These common and quite unconventional threads distinguish classic car insurance from the street variety:
Lower Premiums: Depending on the classic car underwriter, you may be eligible to save up to 40 percent on premiums if you don’t use your car to commute, but display it at car shows.
Agreed/Guaranteed Value: Unlike regular car insurance (where the actual cash value or stated value coverage may be less than the value of your car in the event of a claim), you receive a guaranteed value from a classic car insurance policy. The insurer pays that amount in the event of a covered loss, regardless of market depreciation.
“Our risk exposure is quite low because our customers do take such good care of them. These are their babies,” Gillespie explains. “That guaranteed value is one of the main differences with standard policies.”
Deductible Waiver: If your joy ride gets damaged beyond repair, your deductible for a classic car insurance policy is waived.
Flexible Usage: Classic car insurance places no mileage limits on how you choose to enjoy your vehicle.
Optional Cash Settlement: You can choose a cash settlement if the damage to your classic car is more than half of its agreed value.
Inflation Protection: Unlike ordinary cars, most collectibles tend to appreciate rather than depreciate over time. Some classic insurers automatically increase the value of your collectible by a certain percentage every quarter or year. That allows your policy to keep up with your vehicle’s worth.
Additional classic car insurance options include:
- Spare parts coverage
- Emergency roadside assistance
- Trip interruption
- Auto show medical
- Veterinary coverage (in case your pet gets injured riding in your collectible)
Driver and mileage restrictions for classic car insurance
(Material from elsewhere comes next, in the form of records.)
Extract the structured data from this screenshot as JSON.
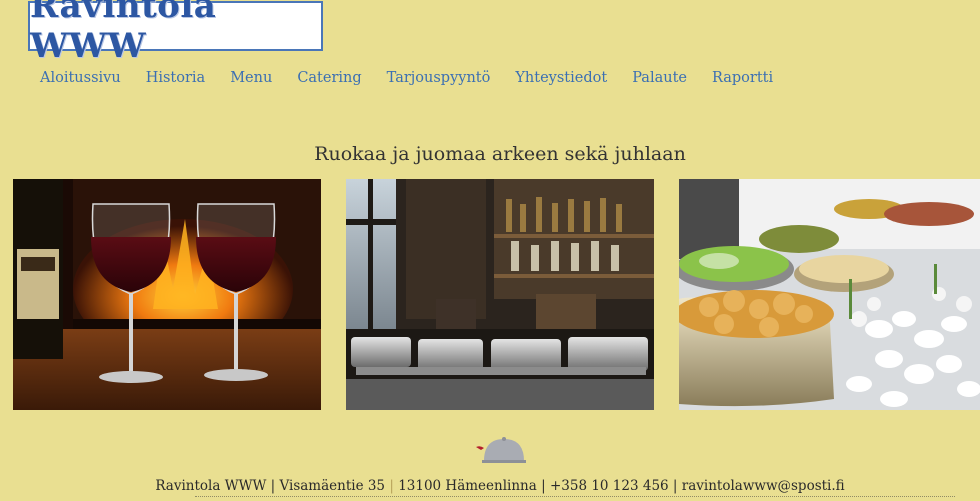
{
  "logo": {
    "text": "Ravintola WWW"
  },
  "nav": {
    "items": [
      {
        "label": "Aloitussivu"
      },
      {
        "label": "Historia"
      },
      {
        "label": "Menu"
      },
      {
        "label": "Catering"
      },
      {
        "label": "Tarjouspyyntö"
      },
      {
        "label": "Yhteystiedot"
      },
      {
        "label": "Palaute"
      },
      {
        "label": "Raportti"
      }
    ]
  },
  "main": {
    "headline": "Ruokaa ja juomaa arkeen sekä juhlaan"
  },
  "footer": {
    "name": "Ravintola WWW",
    "street": "Visamäentie 35",
    "city": "13100 Hämeenlinna",
    "phone": "+358 10 123 456",
    "email": "ravintolawww@sposti.fi"
  },
  "colors": {
    "background": "#e9df91",
    "nav_link": "#3b6fb3",
    "logo_text": "#2d57a3",
    "logo_border": "#4a76b8"
  },
  "icons": {
    "logo_mark": "cloche-icon"
  }
}
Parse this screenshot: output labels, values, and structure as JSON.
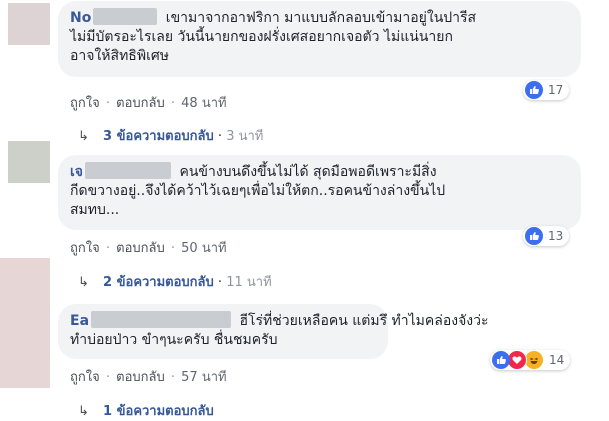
{
  "comments": [
    {
      "author_visible": "No",
      "lines": [
        "เขามาจากอาฟริกา มาแบบลักลอบเข้ามาอยู่ในปารีส",
        "ไม่มีบัตรอะไรเลย วันนี้นายกของฝรั่งเศสอยากเจอตัว ไม่แน่นายก",
        "อาจให้สิทธิพิเศษ"
      ],
      "like_label": "ถูกใจ",
      "reply_label": "ตอบกลับ",
      "time": "48 นาที",
      "reaction_count": "17",
      "reaction_icons": [
        "like-icon"
      ],
      "replies_label": "3 ข้อความตอบกลับ",
      "replies_time": "3 นาที"
    },
    {
      "author_visible": "เจ",
      "lines": [
        "คนข้างบนดึงขึ้นไม่ได้ สุดมือพอดีเพราะมีสิ่ง",
        "กีดขวางอยู่..จึงได้คว้าไว้เฉยๆเพื่อไม่ให้ตก..รอคนข้างล่างขึ้นไป",
        "สมทบ..."
      ],
      "like_label": "ถูกใจ",
      "reply_label": "ตอบกลับ",
      "time": "50 นาที",
      "reaction_count": "13",
      "reaction_icons": [
        "like-icon"
      ],
      "replies_label": "2 ข้อความตอบกลับ",
      "replies_time": "11 นาที"
    },
    {
      "author_visible": "Ea",
      "lines": [
        "ฮีโร่ที่ช่วยเหลือคน แต่มรึ ทำไมคล่องจังว่ะ",
        "ทำบ่อยป่าว ขำๆนะครับ ชื่นชมครับ"
      ],
      "like_label": "ถูกใจ",
      "reply_label": "ตอบกลับ",
      "time": "57 นาที",
      "reaction_count": "14",
      "reaction_icons": [
        "like-icon",
        "love-icon",
        "haha-icon"
      ],
      "replies_label": "1 ข้อความตอบกลับ",
      "replies_time": ""
    }
  ],
  "separator": "·",
  "colors": {
    "like_blue": "#3b6ff0",
    "love_red": "#f0284a",
    "haha_yellow": "#f7b125",
    "link_blue": "#365899",
    "author_blue": "#385898",
    "bubble_bg": "#f2f3f5"
  }
}
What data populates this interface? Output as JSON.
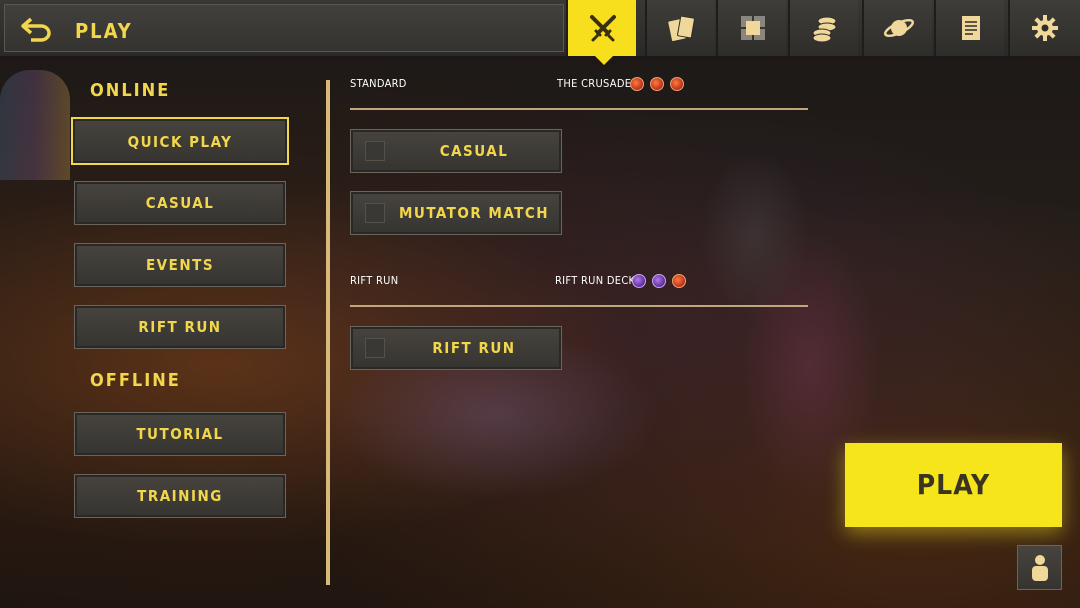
{
  "header": {
    "title": "PLAY",
    "back_icon": "back-arrow-icon",
    "tabs": [
      {
        "name": "play",
        "icon": "crossed-swords-icon",
        "active": true
      },
      {
        "name": "cards",
        "icon": "cards-icon",
        "active": false
      },
      {
        "name": "decks",
        "icon": "deck-builder-icon",
        "active": false
      },
      {
        "name": "shop",
        "icon": "coins-icon",
        "active": false
      },
      {
        "name": "world",
        "icon": "planet-icon",
        "active": false
      },
      {
        "name": "quests",
        "icon": "scroll-icon",
        "active": false
      },
      {
        "name": "settings",
        "icon": "gear-icon",
        "active": false
      }
    ]
  },
  "nav": {
    "online_label": "ONLINE",
    "offline_label": "OFFLINE",
    "online_items": [
      {
        "label": "QUICK PLAY",
        "selected": true
      },
      {
        "label": "CASUAL",
        "selected": false
      },
      {
        "label": "EVENTS",
        "selected": false
      },
      {
        "label": "RIFT RUN",
        "selected": false
      }
    ],
    "offline_items": [
      {
        "label": "TUTORIAL",
        "selected": false
      },
      {
        "label": "TRAINING",
        "selected": false
      }
    ]
  },
  "panel": {
    "standard": {
      "label": "STANDARD",
      "deck_name": "THE CRUSADE",
      "deck_factions": [
        "red",
        "red",
        "red"
      ],
      "modes": [
        {
          "label": "CASUAL",
          "checked": false
        },
        {
          "label": "MUTATOR MATCH",
          "checked": false
        }
      ]
    },
    "rift_run": {
      "label": "RIFT RUN",
      "deck_name": "RIFT RUN DECK",
      "deck_factions": [
        "purple",
        "purple",
        "red"
      ],
      "modes": [
        {
          "label": "RIFT RUN",
          "checked": false
        }
      ]
    }
  },
  "play_button": {
    "label": "PLAY"
  },
  "profile_icon": "profile-icon",
  "colors": {
    "accent": "#f7df1e",
    "text": "#f2d64b",
    "panel": "#3a3835"
  }
}
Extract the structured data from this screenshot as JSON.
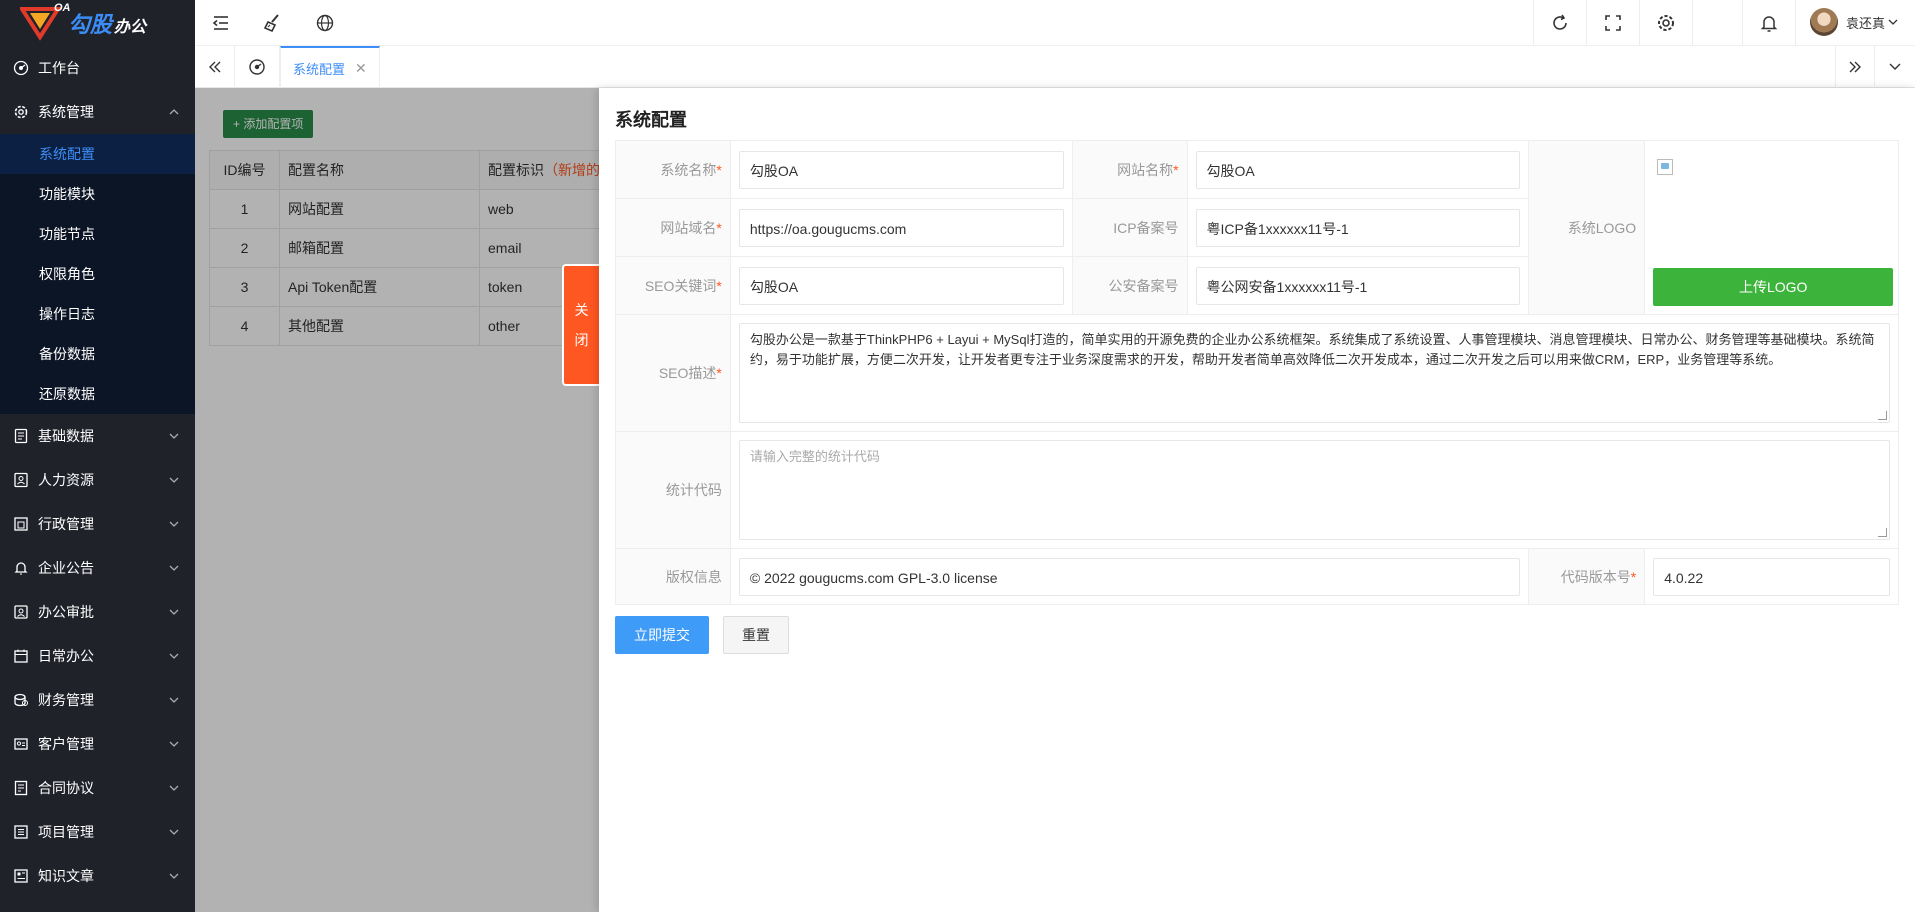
{
  "brand": {
    "name": "勾股",
    "suffix": "办公",
    "tag": "OA"
  },
  "sidebar": {
    "items": [
      {
        "label": "工作台",
        "icon": "dashboard-icon",
        "has_children": false
      },
      {
        "label": "系统管理",
        "icon": "settings-icon",
        "has_children": true,
        "open": true,
        "children": [
          "系统配置",
          "功能模块",
          "功能节点",
          "权限角色",
          "操作日志",
          "备份数据",
          "还原数据"
        ],
        "active_child": "系统配置"
      },
      {
        "label": "基础数据",
        "icon": "database-icon",
        "has_children": true
      },
      {
        "label": "人力资源",
        "icon": "person-badge-icon",
        "has_children": true
      },
      {
        "label": "行政管理",
        "icon": "folder-icon",
        "has_children": true
      },
      {
        "label": "企业公告",
        "icon": "bell-icon",
        "has_children": true
      },
      {
        "label": "办公审批",
        "icon": "approval-icon",
        "has_children": true
      },
      {
        "label": "日常办公",
        "icon": "calendar-icon",
        "has_children": true
      },
      {
        "label": "财务管理",
        "icon": "money-icon",
        "has_children": true
      },
      {
        "label": "客户管理",
        "icon": "customer-icon",
        "has_children": true
      },
      {
        "label": "合同协议",
        "icon": "contract-icon",
        "has_children": true
      },
      {
        "label": "项目管理",
        "icon": "project-icon",
        "has_children": true
      },
      {
        "label": "知识文章",
        "icon": "article-icon",
        "has_children": true
      }
    ]
  },
  "topbar": {
    "left_icons": [
      "menu-toggle-icon",
      "clear-cache-icon",
      "globe-icon"
    ],
    "right_icons": [
      "refresh-icon",
      "fullscreen-icon",
      "gear-icon",
      "bell-icon"
    ],
    "user_name": "袁还真"
  },
  "tabs": {
    "items": [
      {
        "label": "系统配置",
        "active": true
      }
    ]
  },
  "background": {
    "add_button": "+ 添加配置项",
    "columns": [
      "ID编号",
      "配置名称",
      "配置标识"
    ],
    "column_hint": "（新增的",
    "rows": [
      {
        "id": "1",
        "name": "网站配置",
        "key": "web"
      },
      {
        "id": "2",
        "name": "邮箱配置",
        "key": "email"
      },
      {
        "id": "3",
        "name": "Api Token配置",
        "key": "token"
      },
      {
        "id": "4",
        "name": "其他配置",
        "key": "other"
      }
    ]
  },
  "panel": {
    "close_label_1": "关",
    "close_label_2": "闭",
    "title": "系统配置",
    "fields": {
      "system_name": {
        "label": "系统名称",
        "value": "勾股OA",
        "required": true
      },
      "site_name": {
        "label": "网站名称",
        "value": "勾股OA",
        "required": true
      },
      "domain": {
        "label": "网站域名",
        "value": "https://oa.gougucms.com",
        "required": true
      },
      "icp": {
        "label": "ICP备案号",
        "value": "粤ICP备1xxxxxx11号-1",
        "required": false
      },
      "seo_keywords": {
        "label": "SEO关键词",
        "value": "勾股OA",
        "required": true
      },
      "police": {
        "label": "公安备案号",
        "value": "粤公网安备1xxxxxx11号-1",
        "required": false
      },
      "logo": {
        "label": "系统LOGO",
        "upload_label": "上传LOGO"
      },
      "seo_desc": {
        "label": "SEO描述",
        "value": "勾股办公是一款基于ThinkPHP6 + Layui + MySql打造的，简单实用的开源免费的企业办公系统框架。系统集成了系统设置、人事管理模块、消息管理模块、日常办公、财务管理等基础模块。系统简约，易于功能扩展，方便二次开发，让开发者更专注于业务深度需求的开发，帮助开发者简单高效降低二次开发成本，通过二次开发之后可以用来做CRM，ERP，业务管理等系统。",
        "required": true
      },
      "stat_code": {
        "label": "统计代码",
        "placeholder": "请输入完整的统计代码",
        "value": ""
      },
      "copyright": {
        "label": "版权信息",
        "value": "© 2022 gougucms.com GPL-3.0 license"
      },
      "version": {
        "label": "代码版本号",
        "value": "4.0.22",
        "required": true
      }
    },
    "submit_label": "立即提交",
    "reset_label": "重置"
  },
  "colors": {
    "sidebar_bg": "#20222a",
    "accent": "#3e8ef7",
    "close_tab": "#ff5722",
    "upload": "#3cb43c",
    "add_btn": "#2a8d4a"
  }
}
In the interest of managing risk, some classic car insurers request that you don’t use your beauty for daily commutes. Nor can you let anyone under age 25 drive it. Commuting would put your prize ride in the middle of more traffic, and younger drivers are statistically more likely to get into an accident.
However, leading classic insurers make these adjustments by factoring mileage and youth drivers into their underwriting or they require a second daily-use vehicle. That helps to avoid the awkward appearance of discouraging collectors from fully enjoying their pastime. Gillespie says they squelch the use of deductibles for the same reason.
“Typically, we write the policies with a zero deductible. That’s because we want to make sure that a painful situation (a claim) is as painless as possible,” she explains. “Because some of these vehicles make people cry, they have such a different connection to them than to regular-use vehicles. We do require that they have regular-use vehicles in order for us to write a policy. That makes sure these vehicles aren’t used as a backup or daily driver. But they’re cars; we want to make sure that people enjoy them.”